**Exercise**
Reproduce the entries that follow verbatim, down to the final line.

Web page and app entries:

*** Begin section ***

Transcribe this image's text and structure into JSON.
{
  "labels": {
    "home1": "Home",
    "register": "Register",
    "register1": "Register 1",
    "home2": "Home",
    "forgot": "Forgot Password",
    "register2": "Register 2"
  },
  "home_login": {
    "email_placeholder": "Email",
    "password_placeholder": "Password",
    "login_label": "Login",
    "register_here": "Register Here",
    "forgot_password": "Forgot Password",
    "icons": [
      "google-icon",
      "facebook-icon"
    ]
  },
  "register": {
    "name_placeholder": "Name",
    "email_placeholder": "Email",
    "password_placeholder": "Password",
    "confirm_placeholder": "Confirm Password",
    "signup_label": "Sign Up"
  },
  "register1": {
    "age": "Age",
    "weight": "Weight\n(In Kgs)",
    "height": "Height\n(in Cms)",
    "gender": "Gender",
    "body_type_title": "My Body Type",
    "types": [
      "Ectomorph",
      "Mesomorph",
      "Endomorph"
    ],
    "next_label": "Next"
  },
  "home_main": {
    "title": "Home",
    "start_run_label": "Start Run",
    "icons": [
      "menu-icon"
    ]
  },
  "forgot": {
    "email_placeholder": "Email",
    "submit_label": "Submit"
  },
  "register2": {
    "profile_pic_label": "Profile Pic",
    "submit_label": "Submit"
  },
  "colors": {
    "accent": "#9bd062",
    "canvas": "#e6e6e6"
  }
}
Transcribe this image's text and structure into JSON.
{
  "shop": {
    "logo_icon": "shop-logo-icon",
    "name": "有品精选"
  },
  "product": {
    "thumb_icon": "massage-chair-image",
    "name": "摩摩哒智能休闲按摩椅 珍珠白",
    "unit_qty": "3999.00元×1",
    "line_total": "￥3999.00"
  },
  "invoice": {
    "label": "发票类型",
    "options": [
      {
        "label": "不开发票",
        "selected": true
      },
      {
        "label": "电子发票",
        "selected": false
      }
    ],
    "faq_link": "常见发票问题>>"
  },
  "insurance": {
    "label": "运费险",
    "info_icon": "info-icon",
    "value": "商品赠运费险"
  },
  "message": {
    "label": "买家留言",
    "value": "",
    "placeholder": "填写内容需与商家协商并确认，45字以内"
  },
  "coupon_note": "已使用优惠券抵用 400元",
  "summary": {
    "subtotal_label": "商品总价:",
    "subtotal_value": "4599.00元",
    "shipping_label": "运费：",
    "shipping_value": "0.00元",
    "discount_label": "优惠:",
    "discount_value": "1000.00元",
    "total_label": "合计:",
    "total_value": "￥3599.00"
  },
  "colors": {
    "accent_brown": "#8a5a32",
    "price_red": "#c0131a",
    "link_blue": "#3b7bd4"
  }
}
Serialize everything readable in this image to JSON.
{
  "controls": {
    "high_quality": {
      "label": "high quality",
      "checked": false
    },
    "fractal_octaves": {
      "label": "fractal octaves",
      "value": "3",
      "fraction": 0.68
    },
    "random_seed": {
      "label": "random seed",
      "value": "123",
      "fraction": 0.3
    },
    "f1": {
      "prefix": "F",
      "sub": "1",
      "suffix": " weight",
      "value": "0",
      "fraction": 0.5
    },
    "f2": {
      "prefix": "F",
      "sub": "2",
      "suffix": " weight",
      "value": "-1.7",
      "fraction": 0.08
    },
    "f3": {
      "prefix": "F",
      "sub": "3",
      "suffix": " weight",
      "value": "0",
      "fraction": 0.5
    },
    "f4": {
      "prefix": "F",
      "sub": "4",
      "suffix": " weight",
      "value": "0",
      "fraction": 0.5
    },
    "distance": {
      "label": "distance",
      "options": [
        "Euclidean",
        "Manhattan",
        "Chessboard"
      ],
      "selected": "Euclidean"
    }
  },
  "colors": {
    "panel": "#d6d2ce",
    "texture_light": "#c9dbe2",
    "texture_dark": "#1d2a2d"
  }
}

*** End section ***

**Solution for this exercise**
Transcribe this image's text and structure into JSON.
{
  "labels": {
    "home1": "Home",
    "register": "Register",
    "register1": "Register 1",
    "home2": "Home",
    "forgot": "Forgot Password",
    "register2": "Register 2"
  },
  "home_login": {
    "email_placeholder": "Email",
    "password_placeholder": "Password",
    "login_label": "Login",
    "register_here": "Register Here",
    "forgot_password": "Forgot Password",
    "icons": [
      "google-icon",
      "facebook-icon"
    ]
  },
  "register": {
    "name_placeholder": "Name",
    "email_placeholder": "Email",
    "password_placeholder": "Password",
    "confirm_placeholder": "Confirm Password",
    "signup_label": "Sign Up"
  },
  "register1": {
    "age": "Age",
    "weight": "Weight\n(In Kgs)",
    "height": "Height\n(in Cms)",
    "gender": "Gender",
    "body_type_title": "My Body Type",
    "types": [
      "Ectomorph",
      "Mesomorph",
      "Endomorph"
    ],
    "next_label": "Next"
  },
  "home_main": {
    "title": "Home",
    "start_run_label": "Start Run",
    "icons": [
      "menu-icon"
    ]
  },
  "forgot": {
    "email_placeholder": "Email",
    "submit_label": "Submit"
  },
  "register2": {
    "profile_pic_label": "Profile Pic",
    "submit_label": "Submit"
  },
  "colors": {
    "accent": "#9bd062",
    "canvas": "#e6e6e6"
  }
}
Transcribe this image's text and structure into JSON.
{
  "shop": {
    "logo_icon": "shop-logo-icon",
    "name": "有品精选"
  },
  "product": {
    "thumb_icon": "massage-chair-image",
    "name": "摩摩哒智能休闲按摩椅 珍珠白",
    "unit_qty": "3999.00元×1",
    "line_total": "￥3999.00"
  },
  "invoice": {
    "label": "发票类型",
    "options": [
      {
        "label": "不开发票",
        "selected": true
      },
      {
        "label": "电子发票",
        "selected": false
      }
    ],
    "faq_link": "常见发票问题>>"
  },
  "insurance": {
    "label": "运费险",
    "info_icon": "info-icon",
    "value": "商品赠运费险"
  },
  "message": {
    "label": "买家留言",
    "value": "",
    "placeholder": "填写内容需与商家协商并确认，45字以内"
  },
  "coupon_note": "已使用优惠券抵用 400元",
  "summary": {
    "subtotal_label": "商品总价:",
    "subtotal_value": "4599.00元",
    "shipping_label": "运费：",
    "shipping_value": "0.00元",
    "discount_label": "优惠:",
    "discount_value": "1000.00元",
    "total_label": "合计:",
    "total_value": "￥3599.00"
  },
  "colors": {
    "accent_brown": "#8a5a32",
    "price_red": "#c0131a",
    "link_blue": "#3b7bd4"
  }
}
Serialize everything readable in this image to JSON.
{
  "controls": {
    "high_quality": {
      "label": "high quality",
      "checked": false
    },
    "fractal_octaves": {
      "label": "fractal octaves",
      "value": "3",
      "fraction": 0.68
    },
    "random_seed": {
      "label": "random seed",
      "value": "123",
      "fraction": 0.3
    },
    "f1": {
      "prefix": "F",
      "sub": "1",
      "suffix": " weight",
      "value": "0",
      "fraction": 0.5
    },
    "f2": {
      "prefix": "F",
      "sub": "2",
      "suffix": " weight",
      "value": "-1.7",
      "fraction": 0.08
    },
    "f3": {
      "prefix": "F",
      "sub": "3",
      "suffix": " weight",
      "value": "0",
      "fraction": 0.5
    },
    "f4": {
      "prefix": "F",
      "sub": "4",
      "suffix": " weight",
      "value": "0",
      "fraction": 0.5
    },
    "distance": {
      "label": "distance",
      "options": [
        "Euclidean",
        "Manhattan",
        "Chessboard"
      ],
      "selected": "Euclidean"
    }
  },
  "colors": {
    "panel": "#d6d2ce",
    "texture_light": "#c9dbe2",
    "texture_dark": "#1d2a2d"
  }
}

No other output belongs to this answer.